Principle #5: make punishment fair
i. Treat Kids Like Kids.
Children’s brains continue developing until around the age of 25 and research supports their enhanced capacity for rehabilitation. As a result, children should not be prosecuted in adult court, nor should they be given punishments that preclude the opportunity for redemption. Locally-elected prosecutors should adopt the following policies to ensure that children are treated like children in the criminal justice system.
Adopt an office-wide policy stating that your office will never seek a sentence of life without parole, or any practically equivalent sentence, for any person under the age of 18.
Refrain from using direct file or transfer to adult court for any child unless required by law. In the extremely rare circumstances when a juvenile is sent to adult court, their youthful status and unique circumstances should be taken into account as mitigating factors at each stage of the process, from charging decisions through final disposition.
Do not prosecute school suspension or expulsion cases where there is no use or threat of force resulting in serious physical harm.
Publicly support changing any and all laws that require children to be prosecuted as adults, including through legislation that raises the age of adult criminal responsibility.
ii. Do Not Seek the Death Penalty
The use of the death penalty has become increasingly isolated to a handful of jurisdictions within the United States. There is mounting evidence that the death penalty is fraught with error, provides no additional public safety benefit over other available sentences, and is routinely used against individuals with diminished culpability, including persons with intellectual disabilities and severe mental illness, youthful offenders under the age of 21, and those who have experienced extreme childhood trauma. Locally-elected prosecutors should use their discretion not to seek the death penalty.
Refuse to seek death in all capital prosecutions.
Publicly support repeal of the death penalty.
Examine previously-imposed death sentences within your county and seek negotiated resolutions for sentences less than death, particularly when there is substantial evidence that the death-sentenced individual suffers from an intellectual disability or serious mental illness, or was under the age of 21 at the time of the offense, or experienced childhood trauma.
iii. Promote Proportionate Sentencing and
Pathways to Second Chances
People are more than their worst acts, and even people who commit the most serious offenses often change their lives profoundly over time.
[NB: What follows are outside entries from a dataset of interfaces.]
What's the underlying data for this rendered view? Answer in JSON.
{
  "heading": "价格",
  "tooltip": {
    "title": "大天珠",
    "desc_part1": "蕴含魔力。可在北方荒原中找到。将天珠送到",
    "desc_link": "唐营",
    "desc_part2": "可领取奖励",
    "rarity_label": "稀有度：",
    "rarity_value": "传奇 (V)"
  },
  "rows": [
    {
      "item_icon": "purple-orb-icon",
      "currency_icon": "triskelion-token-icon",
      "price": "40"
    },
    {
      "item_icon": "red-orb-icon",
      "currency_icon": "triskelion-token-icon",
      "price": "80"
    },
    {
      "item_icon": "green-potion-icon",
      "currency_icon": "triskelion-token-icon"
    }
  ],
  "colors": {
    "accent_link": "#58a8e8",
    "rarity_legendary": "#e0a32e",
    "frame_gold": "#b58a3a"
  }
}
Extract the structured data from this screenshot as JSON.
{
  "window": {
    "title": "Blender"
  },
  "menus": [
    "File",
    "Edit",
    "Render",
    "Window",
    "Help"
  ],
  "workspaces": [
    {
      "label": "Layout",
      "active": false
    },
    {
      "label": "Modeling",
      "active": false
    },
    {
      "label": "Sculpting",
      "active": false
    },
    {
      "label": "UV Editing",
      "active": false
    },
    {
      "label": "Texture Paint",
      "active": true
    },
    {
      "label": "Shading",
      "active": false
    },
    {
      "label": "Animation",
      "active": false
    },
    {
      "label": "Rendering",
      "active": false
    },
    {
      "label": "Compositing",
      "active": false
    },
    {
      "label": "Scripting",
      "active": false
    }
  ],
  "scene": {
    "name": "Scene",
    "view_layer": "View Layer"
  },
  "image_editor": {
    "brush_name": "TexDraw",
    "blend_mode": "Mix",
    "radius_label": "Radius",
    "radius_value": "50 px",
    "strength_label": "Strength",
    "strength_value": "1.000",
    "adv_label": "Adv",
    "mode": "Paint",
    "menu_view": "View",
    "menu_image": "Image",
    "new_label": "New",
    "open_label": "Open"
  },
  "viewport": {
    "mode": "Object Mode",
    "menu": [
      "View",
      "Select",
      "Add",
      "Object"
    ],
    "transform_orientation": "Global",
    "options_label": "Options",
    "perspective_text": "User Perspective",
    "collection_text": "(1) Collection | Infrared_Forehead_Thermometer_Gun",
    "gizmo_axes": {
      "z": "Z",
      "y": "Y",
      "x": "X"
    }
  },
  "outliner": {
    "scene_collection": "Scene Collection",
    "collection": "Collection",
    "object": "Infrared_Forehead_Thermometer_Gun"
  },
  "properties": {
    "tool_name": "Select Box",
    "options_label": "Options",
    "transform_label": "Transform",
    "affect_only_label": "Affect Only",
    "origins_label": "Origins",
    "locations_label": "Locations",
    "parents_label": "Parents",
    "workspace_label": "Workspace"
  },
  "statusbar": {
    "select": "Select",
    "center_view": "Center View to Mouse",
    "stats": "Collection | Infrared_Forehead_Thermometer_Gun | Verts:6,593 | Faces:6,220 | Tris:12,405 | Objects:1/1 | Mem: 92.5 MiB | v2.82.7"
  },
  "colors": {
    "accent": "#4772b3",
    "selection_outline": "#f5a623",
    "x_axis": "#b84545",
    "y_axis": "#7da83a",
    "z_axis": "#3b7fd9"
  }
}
To recognize the worth and potential for growth in all people, it is important for local prosecutors to provide individualized consideration to the character and background of each person and to the circumstances surrounding the commission of the offense. It also is critical for elected prosecutors to promote opportunities for release, through parole or clemency, and to help remove barriers to reentering society for those who are released from incarceration.
Establish an office-wide presumption that the least severe applicable charges apply, and that the lowest sentencing outcome is the correct recommendation. Require prosecutors to justify departures to their supervisors, and require that the chief assistant prosecutor approve all maximum sentences sought.
Establish an office policy against increasing or threatening to increase the number or severity of charges in order to secure more favorable plea dispositions or waivers of rights.
Publicly oppose any proposed legislation that would create new mandatory minimum sentences or lengthen existing minimum sentences and support legislation aiming to eliminate such sentences.
Support second chances, even for those who commit serious offenses, by both limiting parole opposition to those cases in which there is a demonstrable and serious risk of future violence and committing to affirmatively advocate for parole on behalf of those who demonstrate growth and maturity during their incarceration.
iv. Eliminate Unnecessary Punishments
Criminal punishments for certain crimes, including quality-of-life offenses, are by definition excessive. They saddle people who do not pose a public safety risk with criminal records, which become lifelong barriers to economic success.
Stop prosecutions for broken-windows offenses like criminal trespass, public urination, and turnstile jumping.
Establish diversion programs for offenses where those charged pose no public safety risk, such as low level theft and criminal mischief.